From the lessons of WWII, we know that violence can only cause further violence. Moreover, history teaches us that military victories and defeats are short-lived. There were many examples of different countries concluding peace treaties only to secure more time to prepare for war.  

The same applies to family and friendships. Sometimes we succumb to a feeling of anger and even show cruelty – but in most cases this only signals weakness. By succumbing to malice, we lose the amazing human ability to distinguish truth from falsehood.

War is ugliness and vice

The desire for war is part of human nature. Philosophers and scientists continue to argue whether humans are born good or evil, but the reality of constant violence and wars tells us that there is definitely something evil in each of us. Aggression is believed to be one of our main instincts and even if we suppress it for a while the beast inside us will come to the surface sooner or later by even the tiniest trigger.   
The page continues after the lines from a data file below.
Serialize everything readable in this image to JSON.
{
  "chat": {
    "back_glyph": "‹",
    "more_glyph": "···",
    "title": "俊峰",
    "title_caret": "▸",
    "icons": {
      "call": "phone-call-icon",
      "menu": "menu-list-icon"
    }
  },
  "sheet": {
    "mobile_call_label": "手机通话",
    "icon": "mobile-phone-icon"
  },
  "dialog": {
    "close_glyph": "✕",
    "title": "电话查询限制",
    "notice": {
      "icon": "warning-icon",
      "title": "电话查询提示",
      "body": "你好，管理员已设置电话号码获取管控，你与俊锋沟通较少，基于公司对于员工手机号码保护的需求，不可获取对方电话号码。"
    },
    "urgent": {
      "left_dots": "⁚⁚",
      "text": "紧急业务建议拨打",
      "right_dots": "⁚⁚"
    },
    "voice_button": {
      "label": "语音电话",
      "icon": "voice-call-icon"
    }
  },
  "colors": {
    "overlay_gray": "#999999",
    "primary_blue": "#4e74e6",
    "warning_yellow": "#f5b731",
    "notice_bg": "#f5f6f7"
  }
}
The wars of the last century taught a cruel lesson to our grandparents. Their generation cried out: “Never again!” And it was they who showed how effective rejection of violence can be as a way of resolving conflicts.

War, by definition, is ugliness and vice. We must learn important lessons from the past and embark on the path of nonviolent dialogue with the outside world. Do not succumb to the blinding fear that entails bitterness, anger, and a thirst for revenge. On the shoulders of each of us lies the responsibility to ensure that the 21st century does not see a recurrence of suffering, destruction, and bloodshed.
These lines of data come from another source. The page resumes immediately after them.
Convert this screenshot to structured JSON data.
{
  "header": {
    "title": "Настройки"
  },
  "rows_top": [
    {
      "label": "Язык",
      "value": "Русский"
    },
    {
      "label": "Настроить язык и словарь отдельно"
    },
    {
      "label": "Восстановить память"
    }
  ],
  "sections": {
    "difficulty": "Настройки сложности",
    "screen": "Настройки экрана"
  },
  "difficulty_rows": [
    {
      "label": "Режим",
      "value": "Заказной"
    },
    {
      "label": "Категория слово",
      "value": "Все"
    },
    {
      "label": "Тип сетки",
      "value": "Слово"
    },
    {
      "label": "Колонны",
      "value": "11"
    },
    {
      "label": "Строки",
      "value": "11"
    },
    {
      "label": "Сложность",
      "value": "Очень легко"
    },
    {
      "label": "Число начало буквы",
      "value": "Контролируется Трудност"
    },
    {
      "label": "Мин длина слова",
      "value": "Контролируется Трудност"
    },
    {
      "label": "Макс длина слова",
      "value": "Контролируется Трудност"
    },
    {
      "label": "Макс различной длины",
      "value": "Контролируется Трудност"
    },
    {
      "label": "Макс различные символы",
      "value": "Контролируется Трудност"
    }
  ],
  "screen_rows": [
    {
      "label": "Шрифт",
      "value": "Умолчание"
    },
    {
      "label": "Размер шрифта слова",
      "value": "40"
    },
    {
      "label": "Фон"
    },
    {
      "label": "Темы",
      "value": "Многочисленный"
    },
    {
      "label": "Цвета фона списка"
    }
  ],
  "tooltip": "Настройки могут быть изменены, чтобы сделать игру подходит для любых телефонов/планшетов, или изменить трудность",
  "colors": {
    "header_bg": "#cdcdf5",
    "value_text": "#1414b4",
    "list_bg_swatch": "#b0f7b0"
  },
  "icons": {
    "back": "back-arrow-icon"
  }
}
Will we be wise enough not to destroy ourselves and our planet with nuclear and chemical weapons, including deadly viruses like the COVID-19? 
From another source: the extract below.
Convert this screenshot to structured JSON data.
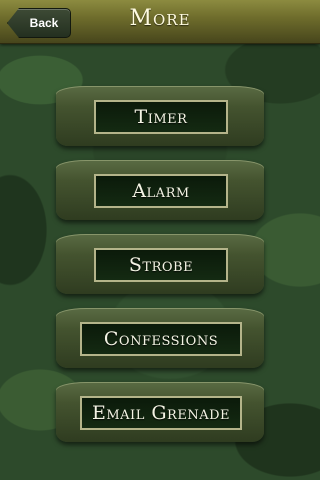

We are the first generation of world citizens

The Internet changed everything. It brought together people from all over the world. Thanks to the advancement of technology, we are the first generation of true citizens of the world. We know that all people are at our reach and can communicate with us freely.

It’s up to us how to use this new technological power. One can get addicted to games, harmful chemical substances, or spread nonsense and aggression. Or we can share what is really important to us, be good to others and foster peace and cooperation for the common good of all mankind.

Walls are no longer needed

We are separated not only by physical walls but also by those that are erected in our souls. These are the walls of selfishness, radical nationalism, individualism, pride, and greed. Everything that separates people is a relic of the past. All the obstacles separating us will be powerless in the face of striving for peace. And the barriers will inevitably collapse with time.

The future depends on each of us

Our every action, word, and even though resonates and affects the world. Look at the communication on the Internet: every time we write, say or share something, we spread it across the global network. This opens up tremendous opportunities, but also imposes responsibility. The future depends not only on politicians, top managers, or the UN. Without exaggeration, it depends on each of us.

No one alone can solve global problems. However, everyone can start with themselves. First, only a few people will follow us, then a dozen, followed by a hundred, a thousand, and tens of thousands of people. For the sake of living in peace, we must try to multiply the good and suppress the bad in ourselves.